* _Requirement_
Only the pictures are to be omitted; every entry beneath should otherwise be duplicated exactly.

---- Data records

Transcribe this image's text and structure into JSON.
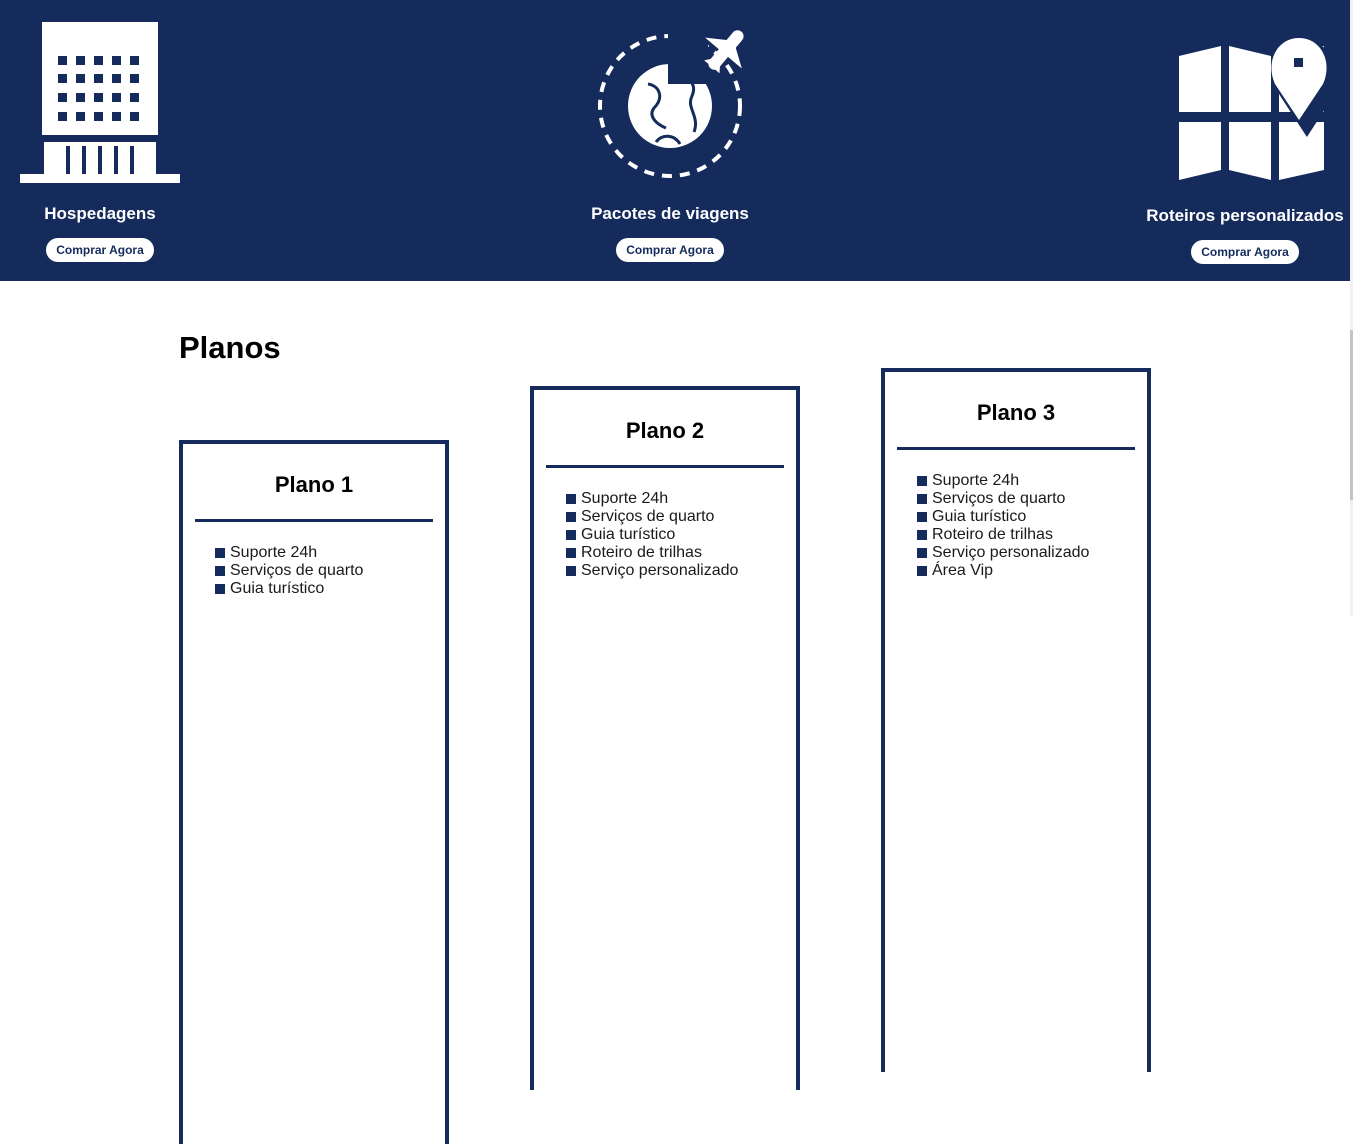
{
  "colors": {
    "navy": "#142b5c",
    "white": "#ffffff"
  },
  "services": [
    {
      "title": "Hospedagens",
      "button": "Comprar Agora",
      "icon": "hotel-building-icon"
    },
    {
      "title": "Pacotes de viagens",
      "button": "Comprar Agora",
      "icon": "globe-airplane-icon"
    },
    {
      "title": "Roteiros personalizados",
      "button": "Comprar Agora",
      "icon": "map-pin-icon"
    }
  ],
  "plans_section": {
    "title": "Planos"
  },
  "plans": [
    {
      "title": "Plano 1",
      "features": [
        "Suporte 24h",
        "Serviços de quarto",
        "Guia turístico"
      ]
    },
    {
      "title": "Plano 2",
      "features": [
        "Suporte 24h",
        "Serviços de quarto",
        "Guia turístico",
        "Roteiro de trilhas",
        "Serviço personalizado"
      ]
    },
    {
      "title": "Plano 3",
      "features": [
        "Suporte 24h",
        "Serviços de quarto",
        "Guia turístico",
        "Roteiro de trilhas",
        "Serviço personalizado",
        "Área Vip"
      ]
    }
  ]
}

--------

* _Answer section_
Transcribe this image's text and structure into JSON.
{
  "colors": {
    "navy": "#142b5c",
    "white": "#ffffff"
  },
  "services": [
    {
      "title": "Hospedagens",
      "button": "Comprar Agora",
      "icon": "hotel-building-icon"
    },
    {
      "title": "Pacotes de viagens",
      "button": "Comprar Agora",
      "icon": "globe-airplane-icon"
    },
    {
      "title": "Roteiros personalizados",
      "button": "Comprar Agora",
      "icon": "map-pin-icon"
    }
  ],
  "plans_section": {
    "title": "Planos"
  },
  "plans": [
    {
      "title": "Plano 1",
      "features": [
        "Suporte 24h",
        "Serviços de quarto",
        "Guia turístico"
      ]
    },
    {
      "title": "Plano 2",
      "features": [
        "Suporte 24h",
        "Serviços de quarto",
        "Guia turístico",
        "Roteiro de trilhas",
        "Serviço personalizado"
      ]
    },
    {
      "title": "Plano 3",
      "features": [
        "Suporte 24h",
        "Serviços de quarto",
        "Guia turístico",
        "Roteiro de trilhas",
        "Serviço personalizado",
        "Área Vip"
      ]
    }
  ]
}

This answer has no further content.